- _WHAT TO PRODUCE_
Pick every line out of the entries below that has the string "title", and copy it.

Excerpts from an interface dataset:
-- -- --

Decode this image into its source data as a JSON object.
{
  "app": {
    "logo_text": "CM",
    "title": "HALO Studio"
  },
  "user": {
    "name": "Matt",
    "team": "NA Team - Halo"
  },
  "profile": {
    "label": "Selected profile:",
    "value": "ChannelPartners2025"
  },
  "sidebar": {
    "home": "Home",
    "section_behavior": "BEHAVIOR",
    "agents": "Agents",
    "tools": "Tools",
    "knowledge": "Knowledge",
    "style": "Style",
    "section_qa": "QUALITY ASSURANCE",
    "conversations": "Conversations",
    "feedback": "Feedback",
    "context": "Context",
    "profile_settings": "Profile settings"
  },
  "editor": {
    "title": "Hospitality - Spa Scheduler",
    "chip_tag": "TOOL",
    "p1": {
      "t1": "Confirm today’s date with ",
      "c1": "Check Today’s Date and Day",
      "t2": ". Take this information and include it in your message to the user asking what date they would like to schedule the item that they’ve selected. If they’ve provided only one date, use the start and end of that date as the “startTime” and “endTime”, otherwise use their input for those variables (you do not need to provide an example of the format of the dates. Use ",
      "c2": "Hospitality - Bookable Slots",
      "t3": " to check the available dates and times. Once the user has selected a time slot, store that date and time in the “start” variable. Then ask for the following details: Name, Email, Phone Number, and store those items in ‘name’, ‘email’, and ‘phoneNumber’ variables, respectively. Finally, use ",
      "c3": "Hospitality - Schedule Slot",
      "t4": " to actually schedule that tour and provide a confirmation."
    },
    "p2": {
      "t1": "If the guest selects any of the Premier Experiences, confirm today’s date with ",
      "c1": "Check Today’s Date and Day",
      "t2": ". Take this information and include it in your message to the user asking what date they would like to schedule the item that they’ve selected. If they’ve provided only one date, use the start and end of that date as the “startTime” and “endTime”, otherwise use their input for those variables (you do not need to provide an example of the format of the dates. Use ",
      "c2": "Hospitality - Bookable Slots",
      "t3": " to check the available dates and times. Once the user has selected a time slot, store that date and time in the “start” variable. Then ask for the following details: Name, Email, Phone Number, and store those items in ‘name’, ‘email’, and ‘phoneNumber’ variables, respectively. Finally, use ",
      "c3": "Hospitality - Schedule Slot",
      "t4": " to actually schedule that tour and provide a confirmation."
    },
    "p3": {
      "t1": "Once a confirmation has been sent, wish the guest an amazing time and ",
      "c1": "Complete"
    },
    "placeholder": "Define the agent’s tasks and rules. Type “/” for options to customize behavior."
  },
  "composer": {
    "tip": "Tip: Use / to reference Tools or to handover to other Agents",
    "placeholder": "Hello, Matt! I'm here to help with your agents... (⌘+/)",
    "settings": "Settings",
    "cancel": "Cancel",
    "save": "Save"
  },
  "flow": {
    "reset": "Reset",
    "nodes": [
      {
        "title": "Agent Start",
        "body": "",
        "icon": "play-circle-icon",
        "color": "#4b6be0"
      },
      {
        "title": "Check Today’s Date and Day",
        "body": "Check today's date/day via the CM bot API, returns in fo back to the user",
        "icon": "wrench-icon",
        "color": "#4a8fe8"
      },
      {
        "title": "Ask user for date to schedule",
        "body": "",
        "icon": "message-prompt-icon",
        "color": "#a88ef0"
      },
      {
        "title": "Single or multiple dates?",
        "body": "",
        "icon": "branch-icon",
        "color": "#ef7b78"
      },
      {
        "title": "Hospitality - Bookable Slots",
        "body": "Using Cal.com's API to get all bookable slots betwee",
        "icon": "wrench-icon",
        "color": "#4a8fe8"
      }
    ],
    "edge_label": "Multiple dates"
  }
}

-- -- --

- _YOUR RESPONSE_
    "title": "HALO Studio"
    "title": "Hospitality - Spa Scheduler",
        "title": "Agent Start",
        "title": "Check Today’s Date and Day",
        "title": "Ask user for date to schedule",
        "title": "Single or multiple dates?",
        "title": "Hospitality - Bookable Slots",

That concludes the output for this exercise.